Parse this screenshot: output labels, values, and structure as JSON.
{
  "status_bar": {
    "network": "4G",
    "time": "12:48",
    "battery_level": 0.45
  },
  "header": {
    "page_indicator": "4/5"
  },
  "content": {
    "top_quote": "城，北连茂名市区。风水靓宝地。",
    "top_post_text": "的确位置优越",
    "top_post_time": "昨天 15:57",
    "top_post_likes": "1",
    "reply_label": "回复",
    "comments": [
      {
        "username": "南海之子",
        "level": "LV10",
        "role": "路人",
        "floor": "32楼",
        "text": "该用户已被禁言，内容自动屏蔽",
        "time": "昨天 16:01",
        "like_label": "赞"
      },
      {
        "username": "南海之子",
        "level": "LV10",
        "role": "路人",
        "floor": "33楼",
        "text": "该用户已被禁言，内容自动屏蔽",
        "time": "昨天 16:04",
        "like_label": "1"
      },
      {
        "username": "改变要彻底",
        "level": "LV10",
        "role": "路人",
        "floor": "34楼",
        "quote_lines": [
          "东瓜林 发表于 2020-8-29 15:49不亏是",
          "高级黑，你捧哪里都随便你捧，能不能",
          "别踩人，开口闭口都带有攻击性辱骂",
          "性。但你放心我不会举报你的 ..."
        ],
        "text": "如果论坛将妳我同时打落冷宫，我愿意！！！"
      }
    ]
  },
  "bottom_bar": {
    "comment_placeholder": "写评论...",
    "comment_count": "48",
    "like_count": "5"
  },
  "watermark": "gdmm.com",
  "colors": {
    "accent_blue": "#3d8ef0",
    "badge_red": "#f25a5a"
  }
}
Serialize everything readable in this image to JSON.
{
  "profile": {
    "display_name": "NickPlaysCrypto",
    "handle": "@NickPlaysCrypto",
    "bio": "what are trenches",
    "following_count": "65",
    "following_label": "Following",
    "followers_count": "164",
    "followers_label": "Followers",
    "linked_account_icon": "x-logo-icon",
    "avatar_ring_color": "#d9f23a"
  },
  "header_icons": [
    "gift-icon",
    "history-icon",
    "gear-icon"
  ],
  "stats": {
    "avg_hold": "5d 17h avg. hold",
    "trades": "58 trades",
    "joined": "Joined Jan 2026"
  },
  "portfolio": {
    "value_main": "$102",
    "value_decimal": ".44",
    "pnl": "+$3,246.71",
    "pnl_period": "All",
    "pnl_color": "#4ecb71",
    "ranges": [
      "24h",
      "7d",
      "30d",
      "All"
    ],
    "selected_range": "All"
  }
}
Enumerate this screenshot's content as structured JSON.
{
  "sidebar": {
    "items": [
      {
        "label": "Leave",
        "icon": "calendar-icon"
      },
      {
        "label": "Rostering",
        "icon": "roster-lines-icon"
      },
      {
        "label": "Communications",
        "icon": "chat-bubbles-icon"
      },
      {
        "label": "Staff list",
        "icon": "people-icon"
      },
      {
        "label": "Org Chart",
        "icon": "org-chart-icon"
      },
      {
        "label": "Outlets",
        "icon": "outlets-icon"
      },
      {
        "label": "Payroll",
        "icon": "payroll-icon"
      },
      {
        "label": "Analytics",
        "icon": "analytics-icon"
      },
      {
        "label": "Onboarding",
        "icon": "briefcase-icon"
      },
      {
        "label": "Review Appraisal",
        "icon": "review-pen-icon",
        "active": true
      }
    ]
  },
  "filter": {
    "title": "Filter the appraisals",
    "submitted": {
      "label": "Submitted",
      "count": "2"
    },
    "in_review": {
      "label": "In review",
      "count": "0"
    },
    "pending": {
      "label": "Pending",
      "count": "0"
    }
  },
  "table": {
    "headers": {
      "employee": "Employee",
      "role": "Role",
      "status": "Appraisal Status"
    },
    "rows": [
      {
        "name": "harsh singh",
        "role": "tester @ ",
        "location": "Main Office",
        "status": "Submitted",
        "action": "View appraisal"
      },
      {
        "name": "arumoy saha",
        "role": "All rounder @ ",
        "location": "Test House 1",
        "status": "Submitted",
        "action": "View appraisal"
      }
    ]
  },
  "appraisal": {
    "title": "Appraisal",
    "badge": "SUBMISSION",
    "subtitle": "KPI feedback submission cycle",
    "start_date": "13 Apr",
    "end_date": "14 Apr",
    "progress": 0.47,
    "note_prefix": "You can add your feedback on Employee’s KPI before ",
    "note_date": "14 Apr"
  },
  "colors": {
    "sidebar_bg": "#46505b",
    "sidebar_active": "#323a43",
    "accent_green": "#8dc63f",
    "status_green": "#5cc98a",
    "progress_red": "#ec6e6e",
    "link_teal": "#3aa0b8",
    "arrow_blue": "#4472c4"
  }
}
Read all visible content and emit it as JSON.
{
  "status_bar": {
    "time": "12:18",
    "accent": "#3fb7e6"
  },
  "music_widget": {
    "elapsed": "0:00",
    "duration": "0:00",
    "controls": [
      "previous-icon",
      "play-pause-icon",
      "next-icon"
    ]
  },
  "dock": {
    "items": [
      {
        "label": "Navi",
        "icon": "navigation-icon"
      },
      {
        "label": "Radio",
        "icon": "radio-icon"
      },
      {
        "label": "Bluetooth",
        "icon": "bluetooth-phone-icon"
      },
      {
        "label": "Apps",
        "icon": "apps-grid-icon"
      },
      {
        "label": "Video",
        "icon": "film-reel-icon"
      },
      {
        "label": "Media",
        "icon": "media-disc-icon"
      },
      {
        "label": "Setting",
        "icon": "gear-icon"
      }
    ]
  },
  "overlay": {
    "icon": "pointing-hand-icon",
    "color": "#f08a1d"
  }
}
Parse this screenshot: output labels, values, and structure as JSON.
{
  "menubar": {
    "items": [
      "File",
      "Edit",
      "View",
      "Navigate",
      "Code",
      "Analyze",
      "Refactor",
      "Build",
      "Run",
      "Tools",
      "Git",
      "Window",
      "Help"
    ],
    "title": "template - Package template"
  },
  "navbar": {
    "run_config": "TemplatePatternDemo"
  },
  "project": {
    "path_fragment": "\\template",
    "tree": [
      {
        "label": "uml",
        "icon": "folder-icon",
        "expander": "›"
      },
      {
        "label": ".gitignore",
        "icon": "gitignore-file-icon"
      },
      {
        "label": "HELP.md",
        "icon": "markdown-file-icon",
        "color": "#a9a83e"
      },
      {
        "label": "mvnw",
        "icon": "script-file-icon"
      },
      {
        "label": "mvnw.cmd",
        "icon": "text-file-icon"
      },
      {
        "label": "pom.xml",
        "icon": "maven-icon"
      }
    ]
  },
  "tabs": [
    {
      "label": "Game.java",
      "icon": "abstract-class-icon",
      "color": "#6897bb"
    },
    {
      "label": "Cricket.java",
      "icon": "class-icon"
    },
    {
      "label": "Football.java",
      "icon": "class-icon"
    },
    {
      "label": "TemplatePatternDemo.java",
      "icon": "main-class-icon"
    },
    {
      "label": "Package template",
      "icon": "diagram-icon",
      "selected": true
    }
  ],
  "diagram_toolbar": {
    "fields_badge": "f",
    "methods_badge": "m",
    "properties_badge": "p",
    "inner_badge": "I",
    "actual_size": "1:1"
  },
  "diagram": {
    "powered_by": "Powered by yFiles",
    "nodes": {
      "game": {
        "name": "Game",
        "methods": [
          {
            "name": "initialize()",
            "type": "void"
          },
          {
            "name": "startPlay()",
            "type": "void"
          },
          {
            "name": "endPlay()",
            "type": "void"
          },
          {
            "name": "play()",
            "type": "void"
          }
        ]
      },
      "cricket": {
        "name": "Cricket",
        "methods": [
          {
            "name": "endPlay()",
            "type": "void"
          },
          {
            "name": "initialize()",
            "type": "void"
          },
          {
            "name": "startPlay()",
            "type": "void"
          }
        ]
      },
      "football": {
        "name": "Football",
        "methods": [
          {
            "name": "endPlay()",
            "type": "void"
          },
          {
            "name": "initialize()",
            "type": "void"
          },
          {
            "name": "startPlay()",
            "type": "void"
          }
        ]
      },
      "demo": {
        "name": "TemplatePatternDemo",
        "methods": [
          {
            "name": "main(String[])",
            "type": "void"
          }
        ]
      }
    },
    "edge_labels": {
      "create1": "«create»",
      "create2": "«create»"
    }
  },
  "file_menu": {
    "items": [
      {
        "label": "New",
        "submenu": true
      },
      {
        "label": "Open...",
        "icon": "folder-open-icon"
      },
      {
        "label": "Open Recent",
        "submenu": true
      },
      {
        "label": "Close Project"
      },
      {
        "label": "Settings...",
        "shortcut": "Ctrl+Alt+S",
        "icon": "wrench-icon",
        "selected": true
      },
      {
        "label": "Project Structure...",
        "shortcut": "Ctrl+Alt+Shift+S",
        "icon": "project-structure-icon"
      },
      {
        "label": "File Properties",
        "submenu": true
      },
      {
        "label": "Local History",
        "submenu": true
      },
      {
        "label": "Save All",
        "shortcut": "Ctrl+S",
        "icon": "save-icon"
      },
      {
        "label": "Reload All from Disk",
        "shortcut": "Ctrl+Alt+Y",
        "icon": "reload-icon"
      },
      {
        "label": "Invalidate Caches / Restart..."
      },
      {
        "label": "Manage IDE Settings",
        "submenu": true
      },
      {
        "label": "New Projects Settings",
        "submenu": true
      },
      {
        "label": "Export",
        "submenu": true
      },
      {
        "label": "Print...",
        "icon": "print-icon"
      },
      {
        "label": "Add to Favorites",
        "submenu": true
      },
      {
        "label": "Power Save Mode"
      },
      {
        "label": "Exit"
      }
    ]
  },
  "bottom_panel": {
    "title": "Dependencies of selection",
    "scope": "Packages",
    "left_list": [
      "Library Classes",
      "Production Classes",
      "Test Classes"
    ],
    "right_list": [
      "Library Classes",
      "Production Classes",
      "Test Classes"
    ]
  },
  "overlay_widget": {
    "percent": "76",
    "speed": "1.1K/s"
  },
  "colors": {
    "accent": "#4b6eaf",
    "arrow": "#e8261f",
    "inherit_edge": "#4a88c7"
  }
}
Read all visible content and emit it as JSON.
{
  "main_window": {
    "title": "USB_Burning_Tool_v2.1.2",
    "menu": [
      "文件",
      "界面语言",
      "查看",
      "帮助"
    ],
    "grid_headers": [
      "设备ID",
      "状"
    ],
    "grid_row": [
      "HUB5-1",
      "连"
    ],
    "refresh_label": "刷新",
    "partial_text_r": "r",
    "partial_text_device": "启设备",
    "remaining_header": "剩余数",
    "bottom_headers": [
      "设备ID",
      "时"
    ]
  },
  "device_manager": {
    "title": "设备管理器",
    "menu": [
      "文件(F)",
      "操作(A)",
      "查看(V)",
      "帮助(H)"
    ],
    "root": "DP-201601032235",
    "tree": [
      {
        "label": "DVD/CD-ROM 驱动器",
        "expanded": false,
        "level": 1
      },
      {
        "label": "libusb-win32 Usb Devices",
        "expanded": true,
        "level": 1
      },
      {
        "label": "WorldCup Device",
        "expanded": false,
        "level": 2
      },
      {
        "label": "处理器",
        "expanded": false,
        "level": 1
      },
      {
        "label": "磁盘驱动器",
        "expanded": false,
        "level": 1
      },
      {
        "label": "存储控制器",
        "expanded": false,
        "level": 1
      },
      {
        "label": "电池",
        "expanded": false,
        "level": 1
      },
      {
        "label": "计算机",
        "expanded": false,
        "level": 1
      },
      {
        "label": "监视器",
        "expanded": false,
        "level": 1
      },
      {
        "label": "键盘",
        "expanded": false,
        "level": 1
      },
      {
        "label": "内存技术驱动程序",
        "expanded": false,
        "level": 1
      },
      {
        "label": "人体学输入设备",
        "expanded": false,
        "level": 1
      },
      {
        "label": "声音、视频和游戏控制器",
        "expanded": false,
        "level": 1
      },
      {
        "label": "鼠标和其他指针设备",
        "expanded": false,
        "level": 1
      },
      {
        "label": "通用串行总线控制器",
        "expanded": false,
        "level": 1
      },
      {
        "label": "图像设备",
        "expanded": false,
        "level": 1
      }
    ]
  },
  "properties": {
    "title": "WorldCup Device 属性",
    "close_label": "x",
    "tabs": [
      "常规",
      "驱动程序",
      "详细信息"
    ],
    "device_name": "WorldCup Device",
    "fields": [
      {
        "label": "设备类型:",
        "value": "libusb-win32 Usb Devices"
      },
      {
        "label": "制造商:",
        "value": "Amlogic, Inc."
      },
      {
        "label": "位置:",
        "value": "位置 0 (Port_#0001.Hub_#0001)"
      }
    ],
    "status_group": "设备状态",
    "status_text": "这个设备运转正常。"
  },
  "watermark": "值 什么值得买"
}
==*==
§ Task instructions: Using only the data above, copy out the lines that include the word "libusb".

§ Answer for the task:
        "label": "libusb-win32 Usb Devices",
        "value": "libusb-win32 Usb Devices"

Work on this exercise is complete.